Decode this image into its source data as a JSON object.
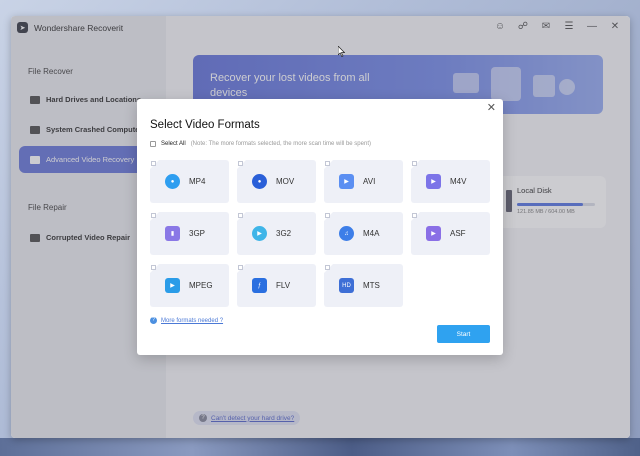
{
  "app": {
    "title": "Wondershare Recoverit"
  },
  "sidebar": {
    "section_recover": "File Recover",
    "items": [
      {
        "label": "Hard Drives and Locations"
      },
      {
        "label": "System Crashed Computer"
      },
      {
        "label": "Advanced Video Recovery"
      }
    ],
    "section_repair": "File Repair",
    "repair_items": [
      {
        "label": "Corrupted Video Repair"
      }
    ]
  },
  "header": {
    "icons": [
      "user-icon",
      "headset-icon",
      "mail-icon",
      "menu-icon",
      "minimize-icon",
      "close-icon"
    ],
    "glyphs": [
      "&#9786;",
      "&#9741;",
      "&#9993;",
      "&#9776;",
      "&#8212;",
      "&#10005;"
    ]
  },
  "banner": {
    "text": "Recover your lost videos from all devices"
  },
  "disk": {
    "name": "Local Disk",
    "size": "121.85 MB / 604.00 MB",
    "used_fraction": 0.85
  },
  "bottom_link": {
    "text": "Can't detect your hard drive?"
  },
  "dialog": {
    "title": "Select Video Formats",
    "select_all": "Select All",
    "note": "(Note: The more formats selected, the more scan time will be spent)",
    "formats": [
      {
        "label": "MP4",
        "color": "#2e9ef0"
      },
      {
        "label": "MOV",
        "color": "#2a5fd8"
      },
      {
        "label": "AVI",
        "color": "#5b8ff2"
      },
      {
        "label": "M4V",
        "color": "#7c74e8"
      },
      {
        "label": "3GP",
        "color": "#8a78e6"
      },
      {
        "label": "3G2",
        "color": "#3fb5e8"
      },
      {
        "label": "M4A",
        "color": "#3d7ee8"
      },
      {
        "label": "ASF",
        "color": "#8a6fe6"
      },
      {
        "label": "MPEG",
        "color": "#2a9ce8"
      },
      {
        "label": "FLV",
        "color": "#2a6fe0"
      },
      {
        "label": "MTS",
        "color": "#3e6fd6"
      }
    ],
    "more_formats": "More formats needed ?",
    "start": "Start"
  }
}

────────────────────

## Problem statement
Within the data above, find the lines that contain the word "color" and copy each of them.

## Output below
        "color": "#2e9ef0"
        "color": "#2a5fd8"
        "color": "#5b8ff2"
        "color": "#7c74e8"
        "color": "#8a78e6"
        "color": "#3fb5e8"
        "color": "#3d7ee8"
        "color": "#8a6fe6"
        "color": "#2a9ce8"
        "color": "#2a6fe0"
        "color": "#3e6fd6"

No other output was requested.